Registration for UTC 2020 will open 6 months before race day
(UTC 2020 tentative date: May 31, 2020 or June 7, 2020. TBC soon)
BRIEFING AND BIB PICK-UP
Payment & bib pick-up and briefing TBD soon. Stay tuned!
Course start / finish line: The three UTC 2019 courses have a common start and finish: the village of Maasser el Shouf. Inside the town square, facing the Shouf Cedar Reserve head office.
Course start times: The UTC75 start time is 3am. The UTC45 start time is 8am. The UTC25 start time is 10am. All participants must be present at the start line at least 40 minutes before their race start time.
Course trails: The three UTC courses (25km, 45km and 75km) are all inside the Cedar Shouf Reserve, and mostly on non-paved trails.
Water stations: There will be checkpoints and water stations every 7km to 12km.
Important: Participants MUST start with a minimum of 1 Litre inside a PERSONAL LIQUID CONTAINER – NO SINGLE-USE PLASTIC bottles please! All participants are also encouraged to bring their own PERSONAL PLASTIC CUP.
Food: There will be food stations along the way (though not for the 25km course). At some of the UTC75 and UTC45 checkpoints there will be: tea, coffee and hot food. Nevertheless, all participants are responsible for their calorie intake and must carry with them all the solid food they envisage to eat along the course.
To begin with, if you haven’t been to Lebanon yet, you need to forget everything you’ve seen or heard about this place on the news. Yes, there was a time when the Lebanese were dragged into a vicious war (mostly for others), but that was long ago. What hasn’t changed is this country being blessed with the Mediterranean on one side and, just 50 km away, 3000 meter snow-capped mountains.
Also blessed with four distinct seasons, Lebanon has everything from traditional villages and history-filled archaeological sites to exquisite cuisine and pristine national parks – home to the majestic millenary cedar trees, emblem of the Lebanese flag. Your stay here will be enhanced by warm and friendly people, as well as sights and sounds you’re not likely to forget.
Last but by no means least, and like many of you globe-trotting ultra-trail runners know, when exploring a new place through the sport that you love (ultra trail running), your endorphins will kick in to give you that sensational runners’ high earlier, stronger and longer, making your visit that more pleasurable.
Ahla ‘wou sahla bi Loubnan! (Welcome to Lebanon!)
Staging the Ultra Trail des Cèdres 2019 race was decided upon at very short notice. Rather than wait until the year 2020, the organizing committee (recently) agreed it would be a pity to waste a precious year. Knowing how rapidly Ultra Trail Running is developing around the world, we wanted to help spread the word (and runners’ high) in Lebanon without delay. Hence the decision to stage the first UTC in 2019 as soon as possible – meaning on July 7, 2019.

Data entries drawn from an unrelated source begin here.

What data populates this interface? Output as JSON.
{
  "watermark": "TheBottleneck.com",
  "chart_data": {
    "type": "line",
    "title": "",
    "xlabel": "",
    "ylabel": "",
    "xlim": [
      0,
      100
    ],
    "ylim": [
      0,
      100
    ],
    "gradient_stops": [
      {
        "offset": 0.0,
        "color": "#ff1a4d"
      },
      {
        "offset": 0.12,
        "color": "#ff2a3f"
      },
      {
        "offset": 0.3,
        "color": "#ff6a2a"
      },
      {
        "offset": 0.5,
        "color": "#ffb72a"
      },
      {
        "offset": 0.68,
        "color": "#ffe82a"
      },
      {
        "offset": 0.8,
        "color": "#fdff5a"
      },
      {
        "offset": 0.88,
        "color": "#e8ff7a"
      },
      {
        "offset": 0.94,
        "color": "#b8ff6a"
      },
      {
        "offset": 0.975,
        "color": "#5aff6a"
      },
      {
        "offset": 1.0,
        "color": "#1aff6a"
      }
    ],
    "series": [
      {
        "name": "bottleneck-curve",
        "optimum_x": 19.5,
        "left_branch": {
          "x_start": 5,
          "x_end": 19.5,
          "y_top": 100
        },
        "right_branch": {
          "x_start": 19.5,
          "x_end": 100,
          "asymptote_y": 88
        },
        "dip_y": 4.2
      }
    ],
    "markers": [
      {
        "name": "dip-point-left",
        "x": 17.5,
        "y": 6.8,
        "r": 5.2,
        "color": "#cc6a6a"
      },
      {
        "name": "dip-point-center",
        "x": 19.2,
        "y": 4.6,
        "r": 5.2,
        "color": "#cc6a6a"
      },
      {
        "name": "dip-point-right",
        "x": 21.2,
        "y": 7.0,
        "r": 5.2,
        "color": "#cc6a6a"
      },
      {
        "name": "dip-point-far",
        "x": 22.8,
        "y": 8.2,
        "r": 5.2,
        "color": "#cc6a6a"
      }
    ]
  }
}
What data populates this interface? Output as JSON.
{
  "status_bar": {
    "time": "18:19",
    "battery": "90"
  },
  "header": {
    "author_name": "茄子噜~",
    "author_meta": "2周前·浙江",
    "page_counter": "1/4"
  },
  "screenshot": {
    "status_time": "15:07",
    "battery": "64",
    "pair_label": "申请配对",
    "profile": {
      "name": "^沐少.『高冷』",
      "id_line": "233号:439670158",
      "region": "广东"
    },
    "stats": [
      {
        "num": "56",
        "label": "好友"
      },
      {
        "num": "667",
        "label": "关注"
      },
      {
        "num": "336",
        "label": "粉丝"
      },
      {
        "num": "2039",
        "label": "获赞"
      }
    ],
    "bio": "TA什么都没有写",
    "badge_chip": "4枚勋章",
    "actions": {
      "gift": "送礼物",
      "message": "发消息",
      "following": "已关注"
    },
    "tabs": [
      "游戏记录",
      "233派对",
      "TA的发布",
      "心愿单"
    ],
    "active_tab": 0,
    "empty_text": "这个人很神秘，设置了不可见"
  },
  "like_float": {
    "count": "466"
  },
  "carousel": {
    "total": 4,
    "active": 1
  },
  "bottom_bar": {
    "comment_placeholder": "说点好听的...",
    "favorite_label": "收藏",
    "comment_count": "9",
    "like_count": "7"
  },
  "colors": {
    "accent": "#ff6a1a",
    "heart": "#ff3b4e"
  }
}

For this reason, there is not enough time for this website to be fully developed before race day on July 7. www.ultratraildescedres.com will not be complete before November 2019 – when its aim will also be to inform international participants about UTC 2020 well ahead of time so they can plan and organise their trip to Lebanon for the second edition (May/June 2020). Until then, this website will only contain the few necessary pages for participants of the first edition of the race on July 7, 2019 and only in English (French to follow soon). For any additional info, please write to us at: firstname.lastname@example.org or call course race director Ali at +9613351590.
A birds-eye view of the large loop of the 45 km Trail.
Although I have never been a pure runner, I’ve always loved long distance events and I have completed the 42.195 km distance numerous times and in several cities. These include New York, London, Stockholm and, as my very first marathon when I was still a high school student there, Athens. This was the original course, starting from the mythic village of Marathon. Then there’s Beirut, which I’ve so far run close to a dozen times, mostly for charity.
Evolving from 42km, I’ve recently taken a liking to ultra-running; more specifically Ultra Trail Running. As anyone who has experienced it will tell you, “once you go ultra, you never go back”. With all due respect to pure marathon runners (I’ll still be running Beirut for charity), it is infinitely more pleasant to run on trail as opposed to tarmac, in national parks as opposed to city centers, and up and down mountains as opposed to speed bumps.
Not only are ultras more gratifying; I can honestly say it is actually easier to complete a 50km or 60km ultra trail event than it is to run a 42km city marathon. And if you doubt this, I urge you to try.
In the words of my good friend Rich Roll, once ‘you find ultra’ your life will have taken a drastic change for the better…
Happy trail running!